**DATASET ENTRIES:**
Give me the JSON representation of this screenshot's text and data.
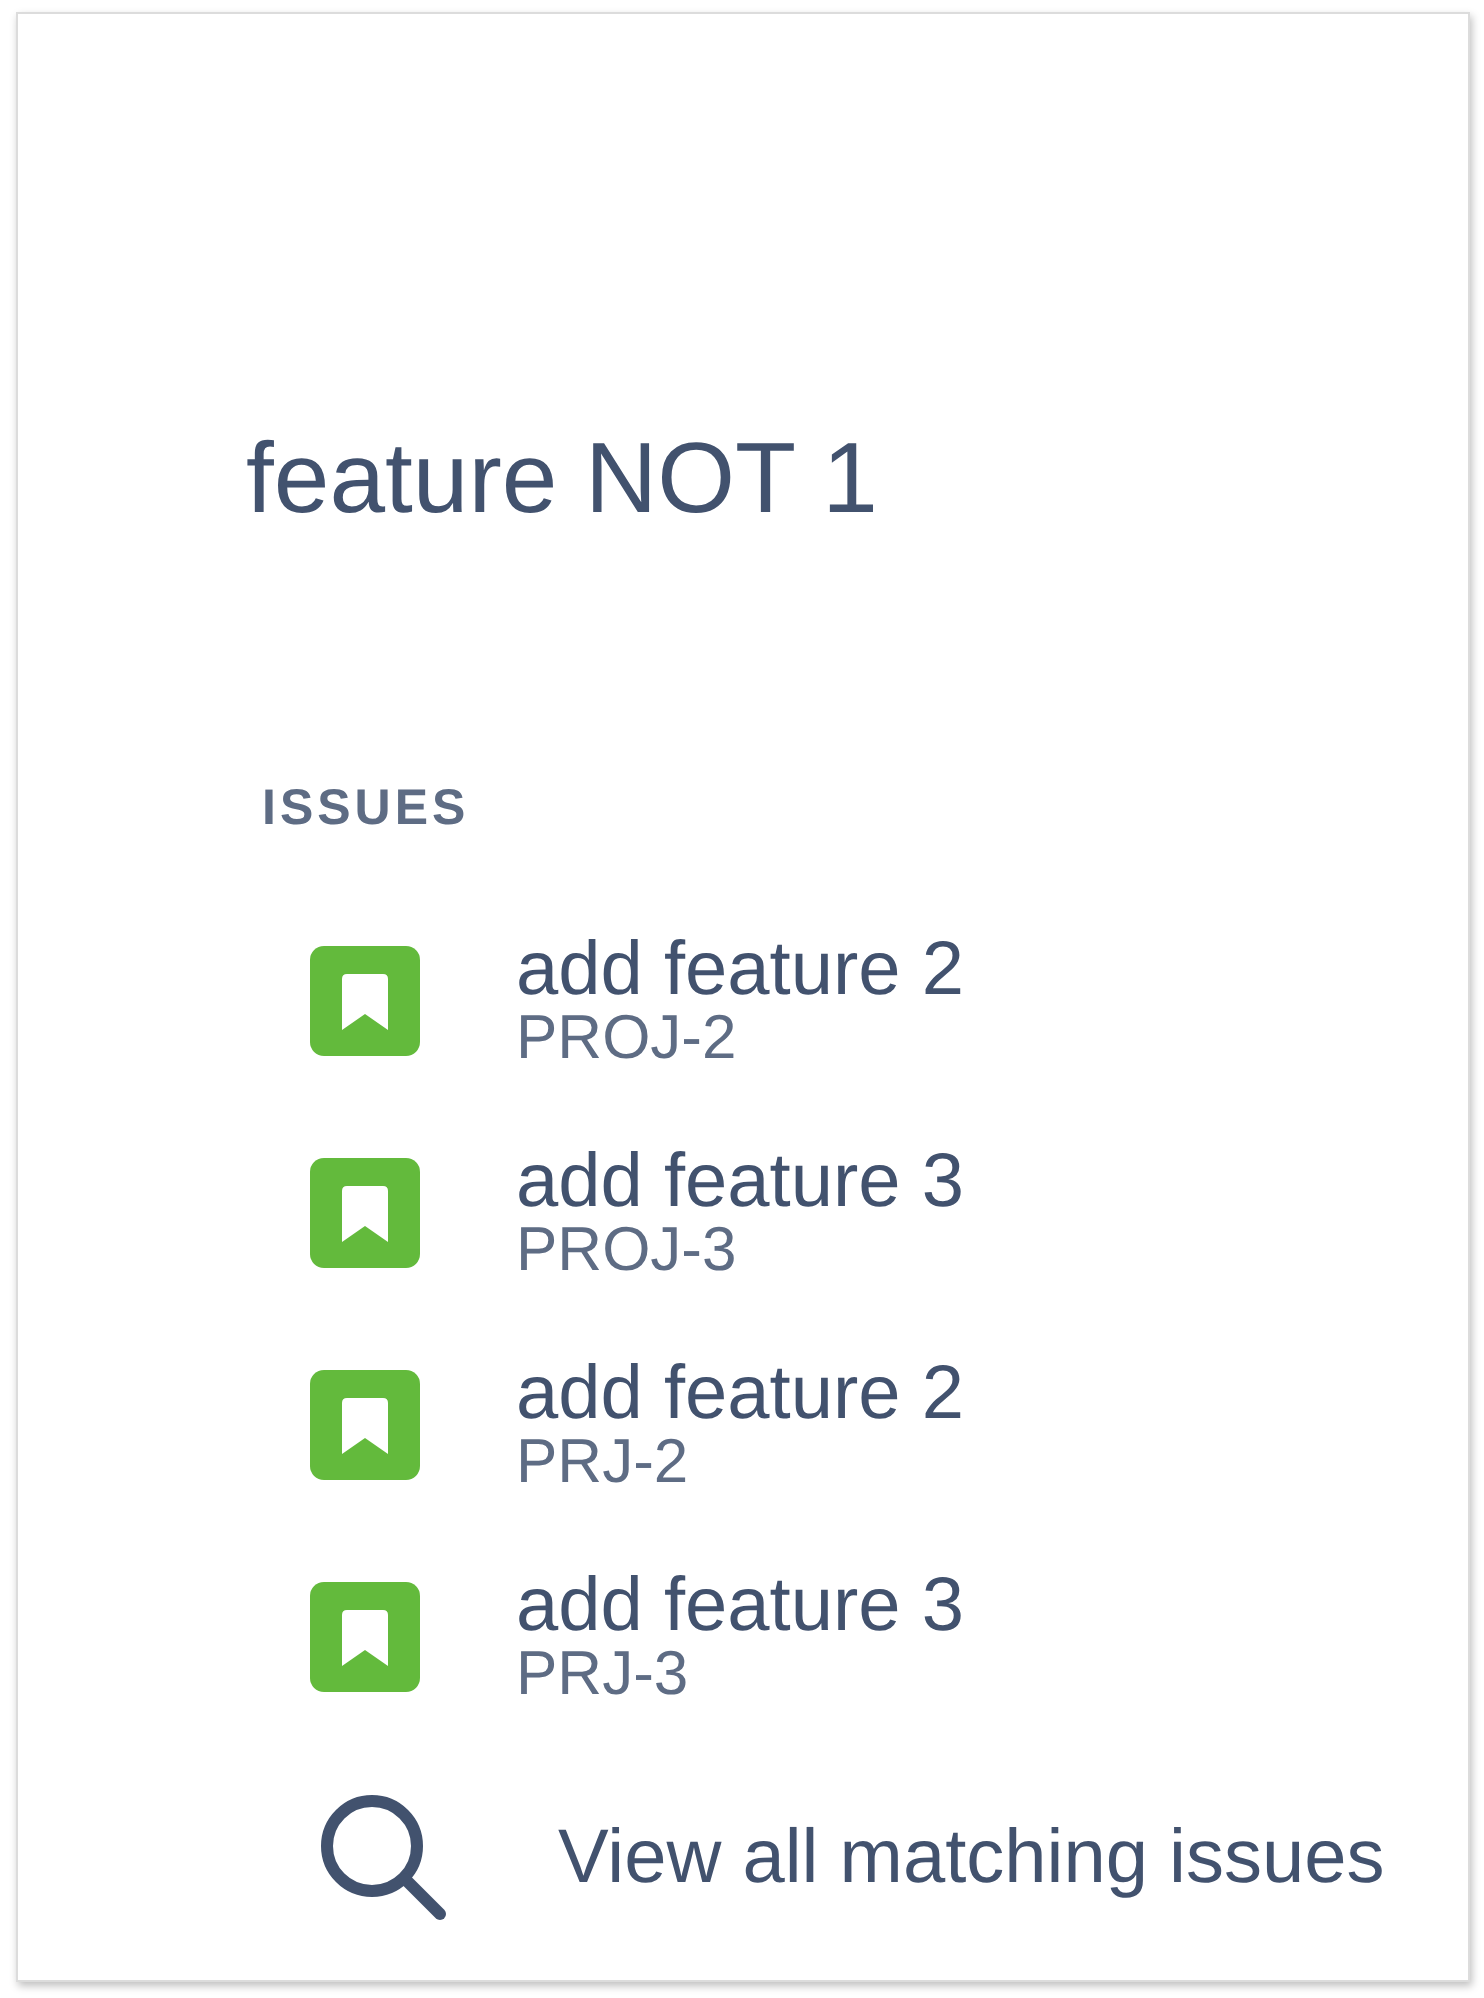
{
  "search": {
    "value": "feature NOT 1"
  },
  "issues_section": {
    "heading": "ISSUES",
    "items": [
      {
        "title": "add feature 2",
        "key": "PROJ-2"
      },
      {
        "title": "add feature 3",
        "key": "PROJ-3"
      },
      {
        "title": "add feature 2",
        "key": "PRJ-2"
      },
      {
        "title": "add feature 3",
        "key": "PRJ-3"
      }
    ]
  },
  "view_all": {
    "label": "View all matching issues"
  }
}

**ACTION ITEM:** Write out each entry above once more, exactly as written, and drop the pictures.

**ANSWER BELOW:**
Give me the JSON representation of this screenshot's text and data.
{
  "search": {
    "value": "feature NOT 1"
  },
  "issues_section": {
    "heading": "ISSUES",
    "items": [
      {
        "title": "add feature 2",
        "key": "PROJ-2"
      },
      {
        "title": "add feature 3",
        "key": "PROJ-3"
      },
      {
        "title": "add feature 2",
        "key": "PRJ-2"
      },
      {
        "title": "add feature 3",
        "key": "PRJ-3"
      }
    ]
  },
  "view_all": {
    "label": "View all matching issues"
  }
}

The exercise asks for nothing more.